PROVIDED ENTRIES —
—————

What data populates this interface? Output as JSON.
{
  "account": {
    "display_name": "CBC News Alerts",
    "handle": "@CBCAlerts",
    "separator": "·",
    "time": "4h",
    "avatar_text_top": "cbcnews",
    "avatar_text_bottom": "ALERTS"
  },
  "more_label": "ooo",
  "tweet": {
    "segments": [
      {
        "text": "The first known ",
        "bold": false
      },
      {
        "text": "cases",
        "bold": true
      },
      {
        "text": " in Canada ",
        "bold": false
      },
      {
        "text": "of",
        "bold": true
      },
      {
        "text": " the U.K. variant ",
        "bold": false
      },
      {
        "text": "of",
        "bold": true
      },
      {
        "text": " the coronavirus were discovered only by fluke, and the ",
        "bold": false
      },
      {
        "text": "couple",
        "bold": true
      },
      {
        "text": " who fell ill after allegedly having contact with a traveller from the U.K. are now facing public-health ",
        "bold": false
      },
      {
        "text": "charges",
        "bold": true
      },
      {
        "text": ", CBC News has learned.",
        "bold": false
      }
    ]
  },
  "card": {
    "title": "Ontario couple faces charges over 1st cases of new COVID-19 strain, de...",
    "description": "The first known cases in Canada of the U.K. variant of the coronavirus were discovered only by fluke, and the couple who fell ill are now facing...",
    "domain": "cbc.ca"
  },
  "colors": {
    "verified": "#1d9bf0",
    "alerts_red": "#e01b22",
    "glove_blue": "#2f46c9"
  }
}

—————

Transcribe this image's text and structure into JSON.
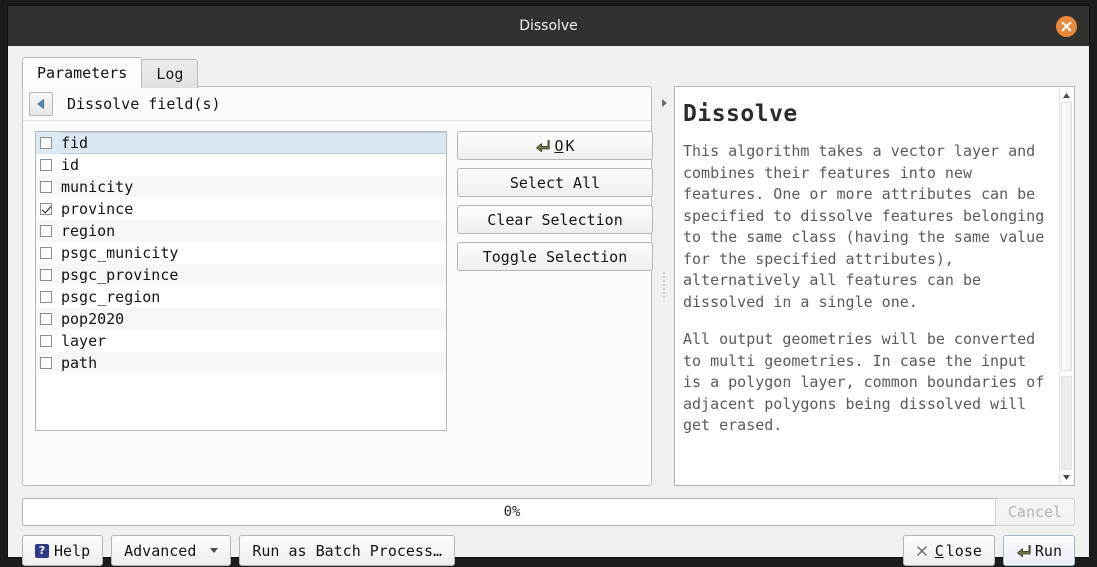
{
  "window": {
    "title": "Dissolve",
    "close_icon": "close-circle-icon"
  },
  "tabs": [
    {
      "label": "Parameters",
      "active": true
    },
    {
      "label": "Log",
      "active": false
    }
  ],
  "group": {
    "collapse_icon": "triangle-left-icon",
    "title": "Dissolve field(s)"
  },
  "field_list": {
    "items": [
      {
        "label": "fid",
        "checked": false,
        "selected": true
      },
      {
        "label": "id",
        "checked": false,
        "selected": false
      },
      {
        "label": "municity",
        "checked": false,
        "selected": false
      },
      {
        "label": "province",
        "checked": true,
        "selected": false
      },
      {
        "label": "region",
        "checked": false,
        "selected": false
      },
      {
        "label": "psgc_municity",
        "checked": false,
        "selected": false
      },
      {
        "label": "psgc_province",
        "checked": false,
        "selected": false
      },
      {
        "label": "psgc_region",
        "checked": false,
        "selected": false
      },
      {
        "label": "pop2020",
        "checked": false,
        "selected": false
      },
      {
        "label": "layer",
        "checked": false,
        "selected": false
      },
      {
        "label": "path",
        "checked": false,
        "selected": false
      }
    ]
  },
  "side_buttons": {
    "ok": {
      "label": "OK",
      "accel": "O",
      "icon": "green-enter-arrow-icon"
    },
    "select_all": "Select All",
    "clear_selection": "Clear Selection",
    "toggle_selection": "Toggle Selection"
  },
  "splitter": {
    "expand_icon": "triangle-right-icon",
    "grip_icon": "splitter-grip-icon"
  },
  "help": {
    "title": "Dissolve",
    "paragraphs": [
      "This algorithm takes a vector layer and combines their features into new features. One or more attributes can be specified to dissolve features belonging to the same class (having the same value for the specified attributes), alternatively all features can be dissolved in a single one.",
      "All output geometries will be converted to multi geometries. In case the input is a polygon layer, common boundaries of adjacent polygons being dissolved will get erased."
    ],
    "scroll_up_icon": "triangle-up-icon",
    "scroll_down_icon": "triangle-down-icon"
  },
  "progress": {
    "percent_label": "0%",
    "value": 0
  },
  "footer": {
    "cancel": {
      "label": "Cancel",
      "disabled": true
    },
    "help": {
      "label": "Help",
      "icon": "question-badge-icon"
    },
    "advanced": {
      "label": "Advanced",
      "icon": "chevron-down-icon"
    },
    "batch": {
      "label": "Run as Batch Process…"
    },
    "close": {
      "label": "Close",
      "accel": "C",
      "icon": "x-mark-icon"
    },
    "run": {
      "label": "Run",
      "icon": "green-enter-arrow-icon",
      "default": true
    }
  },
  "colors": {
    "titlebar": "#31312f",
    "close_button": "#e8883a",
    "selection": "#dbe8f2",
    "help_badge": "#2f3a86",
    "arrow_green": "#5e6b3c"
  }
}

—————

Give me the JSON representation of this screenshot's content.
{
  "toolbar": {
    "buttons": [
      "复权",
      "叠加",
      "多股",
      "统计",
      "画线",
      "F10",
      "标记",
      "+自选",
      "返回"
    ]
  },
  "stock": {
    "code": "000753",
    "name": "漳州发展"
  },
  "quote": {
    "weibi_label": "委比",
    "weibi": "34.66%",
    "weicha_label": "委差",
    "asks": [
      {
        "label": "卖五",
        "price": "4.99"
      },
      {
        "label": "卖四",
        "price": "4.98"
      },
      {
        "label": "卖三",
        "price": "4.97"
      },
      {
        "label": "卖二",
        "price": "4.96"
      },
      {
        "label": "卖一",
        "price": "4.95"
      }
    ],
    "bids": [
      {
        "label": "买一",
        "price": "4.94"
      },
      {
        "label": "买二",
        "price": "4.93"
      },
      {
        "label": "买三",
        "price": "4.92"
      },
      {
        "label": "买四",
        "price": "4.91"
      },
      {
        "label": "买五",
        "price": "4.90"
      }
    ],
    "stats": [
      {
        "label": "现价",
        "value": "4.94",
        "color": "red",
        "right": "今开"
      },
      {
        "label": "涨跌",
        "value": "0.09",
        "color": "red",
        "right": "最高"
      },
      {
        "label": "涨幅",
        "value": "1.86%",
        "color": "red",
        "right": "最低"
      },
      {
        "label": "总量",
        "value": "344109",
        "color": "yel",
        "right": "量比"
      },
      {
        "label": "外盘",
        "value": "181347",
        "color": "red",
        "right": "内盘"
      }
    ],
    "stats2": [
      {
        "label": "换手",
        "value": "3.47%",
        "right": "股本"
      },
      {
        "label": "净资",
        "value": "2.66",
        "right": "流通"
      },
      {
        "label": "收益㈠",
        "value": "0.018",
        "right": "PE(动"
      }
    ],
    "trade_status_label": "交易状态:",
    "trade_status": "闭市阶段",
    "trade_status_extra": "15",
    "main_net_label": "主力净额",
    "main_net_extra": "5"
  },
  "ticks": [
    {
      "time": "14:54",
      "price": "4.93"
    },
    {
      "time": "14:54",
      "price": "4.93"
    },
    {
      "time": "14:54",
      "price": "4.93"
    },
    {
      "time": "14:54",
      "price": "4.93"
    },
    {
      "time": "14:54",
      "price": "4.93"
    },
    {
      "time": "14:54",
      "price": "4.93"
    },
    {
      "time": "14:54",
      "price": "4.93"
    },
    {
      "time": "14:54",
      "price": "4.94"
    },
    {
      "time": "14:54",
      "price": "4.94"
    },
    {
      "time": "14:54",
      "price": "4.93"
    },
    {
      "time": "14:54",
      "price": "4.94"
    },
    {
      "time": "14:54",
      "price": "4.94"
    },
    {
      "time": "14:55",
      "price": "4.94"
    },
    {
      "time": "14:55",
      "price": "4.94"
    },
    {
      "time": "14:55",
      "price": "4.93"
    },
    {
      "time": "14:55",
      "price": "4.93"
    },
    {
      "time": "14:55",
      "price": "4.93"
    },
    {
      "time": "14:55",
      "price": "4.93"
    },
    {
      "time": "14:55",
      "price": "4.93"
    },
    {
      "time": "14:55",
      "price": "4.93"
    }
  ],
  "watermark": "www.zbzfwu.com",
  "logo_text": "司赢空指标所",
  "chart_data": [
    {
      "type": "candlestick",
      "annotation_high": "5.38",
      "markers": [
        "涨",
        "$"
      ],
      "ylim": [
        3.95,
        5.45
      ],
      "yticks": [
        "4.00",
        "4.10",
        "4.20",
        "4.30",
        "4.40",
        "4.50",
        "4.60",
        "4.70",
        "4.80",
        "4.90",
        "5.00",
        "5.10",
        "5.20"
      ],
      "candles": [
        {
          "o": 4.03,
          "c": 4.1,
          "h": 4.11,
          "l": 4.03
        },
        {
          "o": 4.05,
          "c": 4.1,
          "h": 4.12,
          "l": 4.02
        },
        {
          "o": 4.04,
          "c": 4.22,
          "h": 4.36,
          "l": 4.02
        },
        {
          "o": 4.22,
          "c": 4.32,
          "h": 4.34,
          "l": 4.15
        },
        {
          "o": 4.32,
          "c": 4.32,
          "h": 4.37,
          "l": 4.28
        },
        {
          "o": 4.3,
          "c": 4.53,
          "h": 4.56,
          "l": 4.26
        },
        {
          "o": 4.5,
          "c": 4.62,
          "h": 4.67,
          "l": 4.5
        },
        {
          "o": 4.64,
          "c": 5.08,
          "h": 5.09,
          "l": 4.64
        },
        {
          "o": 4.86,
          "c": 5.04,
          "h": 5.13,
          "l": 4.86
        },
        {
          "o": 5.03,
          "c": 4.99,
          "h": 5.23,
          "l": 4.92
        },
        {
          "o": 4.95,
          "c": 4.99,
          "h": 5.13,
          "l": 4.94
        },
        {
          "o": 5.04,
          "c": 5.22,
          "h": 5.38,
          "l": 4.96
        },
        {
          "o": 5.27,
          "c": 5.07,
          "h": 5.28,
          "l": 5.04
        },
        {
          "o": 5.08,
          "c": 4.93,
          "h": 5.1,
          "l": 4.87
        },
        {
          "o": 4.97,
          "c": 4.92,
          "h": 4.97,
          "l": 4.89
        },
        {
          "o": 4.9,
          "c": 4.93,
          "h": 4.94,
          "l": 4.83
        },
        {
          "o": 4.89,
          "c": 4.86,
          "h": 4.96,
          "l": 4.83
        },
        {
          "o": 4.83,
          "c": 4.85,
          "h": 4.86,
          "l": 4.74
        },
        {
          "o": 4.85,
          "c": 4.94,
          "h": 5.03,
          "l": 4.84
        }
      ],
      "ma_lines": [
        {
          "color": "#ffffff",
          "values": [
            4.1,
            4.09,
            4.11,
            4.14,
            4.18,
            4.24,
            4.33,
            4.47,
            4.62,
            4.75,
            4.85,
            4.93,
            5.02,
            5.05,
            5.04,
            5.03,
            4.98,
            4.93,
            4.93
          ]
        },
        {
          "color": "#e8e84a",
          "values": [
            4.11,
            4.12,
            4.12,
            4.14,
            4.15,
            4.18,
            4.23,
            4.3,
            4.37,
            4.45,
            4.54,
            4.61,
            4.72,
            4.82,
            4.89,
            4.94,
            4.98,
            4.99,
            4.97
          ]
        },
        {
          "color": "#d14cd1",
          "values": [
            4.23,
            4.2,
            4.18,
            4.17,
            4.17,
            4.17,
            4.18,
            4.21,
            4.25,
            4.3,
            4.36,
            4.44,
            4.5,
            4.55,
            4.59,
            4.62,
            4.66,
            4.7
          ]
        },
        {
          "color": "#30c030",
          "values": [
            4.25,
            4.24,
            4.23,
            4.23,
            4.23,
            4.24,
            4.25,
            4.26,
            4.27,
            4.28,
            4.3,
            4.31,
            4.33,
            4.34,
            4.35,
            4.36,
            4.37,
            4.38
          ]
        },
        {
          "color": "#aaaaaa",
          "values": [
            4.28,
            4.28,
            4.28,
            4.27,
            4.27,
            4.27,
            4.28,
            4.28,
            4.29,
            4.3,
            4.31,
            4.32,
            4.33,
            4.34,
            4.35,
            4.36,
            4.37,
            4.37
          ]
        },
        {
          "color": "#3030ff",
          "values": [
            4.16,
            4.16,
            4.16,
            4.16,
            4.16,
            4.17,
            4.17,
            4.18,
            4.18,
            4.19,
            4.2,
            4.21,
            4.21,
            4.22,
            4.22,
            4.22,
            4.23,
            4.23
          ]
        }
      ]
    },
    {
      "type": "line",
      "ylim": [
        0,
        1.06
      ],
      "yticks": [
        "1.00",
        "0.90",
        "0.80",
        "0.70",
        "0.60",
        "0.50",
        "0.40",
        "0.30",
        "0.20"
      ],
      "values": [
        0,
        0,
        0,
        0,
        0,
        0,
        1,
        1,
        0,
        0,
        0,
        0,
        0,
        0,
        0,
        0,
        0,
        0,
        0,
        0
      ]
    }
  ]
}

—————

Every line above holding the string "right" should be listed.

    "expand_icon": "triangle-right-icon",
        "right": "今开"
        "right": "最高"
        "right": "最低"
        "right": "量比"
        "right": "内盘"
        "right": "股本"
        "right": "流通"
        "right": "PE(动"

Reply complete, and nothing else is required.